#### Python Implementation

**Time complexity:** O(N^2), Where N is the size of the array.**Space complexity:** O(N)

## Greedy With Binary Search: Efficient Approach

Let’s take an example and try to construct LIS from this example**Arr = [12, 16, 18, 13, 14, 15, 11]**

First of all take the subsequence starting with an empty one: **lis = [].**

Let’s pick the first element, **lis = [12]**.**16** is greater than the previous number, **lis = [12, 16]****18** is greater than previous number, **lis = [12, 16, 18]****13** is less than the previous number, we can’t extend the subsequence lis, but we must keep **13** because in the future there may be the longest subsequence starting with **[12, 13], sub1 = [12, 16, 18], ans = [12, 13]**.

With **14**, we can’t extend sub1, but we can extend sub2, so **lis = [12, 16, 18]**, ans = **[12, 13, 14]**.

With **15**, we can’t extend sub1, but we can extend sub2, so **lis = [12, 16, 18], ans = [12, 13, 14, 15].**

With **11**, we can’t extend neighter sub1 nor sub2, but we need to keep 1, so **lis = [12, 16, 18], ans = [12, 13, 14, 15], new_lis = [11].**

**Finally, length of longest increase subsequence = len(sub2) = 4.**

If we take a small example or Arr=[2,6,8,3,4,5,1] then the below picture shows how we are just maintaining our longest subsequence array.

### C++ Implementation of Greedy Approach

### Java Implementation of Greedy Approach

### Python Implementation of Greedy Approach

## [BONUS CODE] Get Longest Increasing Subsequence Path

### C++ Code

### Python Code

**Time Complexity:** O(NlogN)**Space Complexity:** O(N)

## Practice Questions
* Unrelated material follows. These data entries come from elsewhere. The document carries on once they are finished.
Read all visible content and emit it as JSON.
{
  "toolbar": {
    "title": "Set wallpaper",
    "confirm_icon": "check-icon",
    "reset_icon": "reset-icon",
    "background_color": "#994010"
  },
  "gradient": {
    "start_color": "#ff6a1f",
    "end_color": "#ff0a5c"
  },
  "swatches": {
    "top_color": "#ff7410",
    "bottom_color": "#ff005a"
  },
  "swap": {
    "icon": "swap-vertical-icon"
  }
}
## Frequently Asked Questions

**Q: What is an application of the longest common subsequence?****A:** The longest common subsequence problem is a classic computer science problem, the basis of data comparison programs such as the difficulty, and has applications in computational linguistics and bioinformatics.

**Q: Is the longest Increasing Subsequence NP hard?****A:** No, as we can solve LIS in o(Nlogn) time complexity.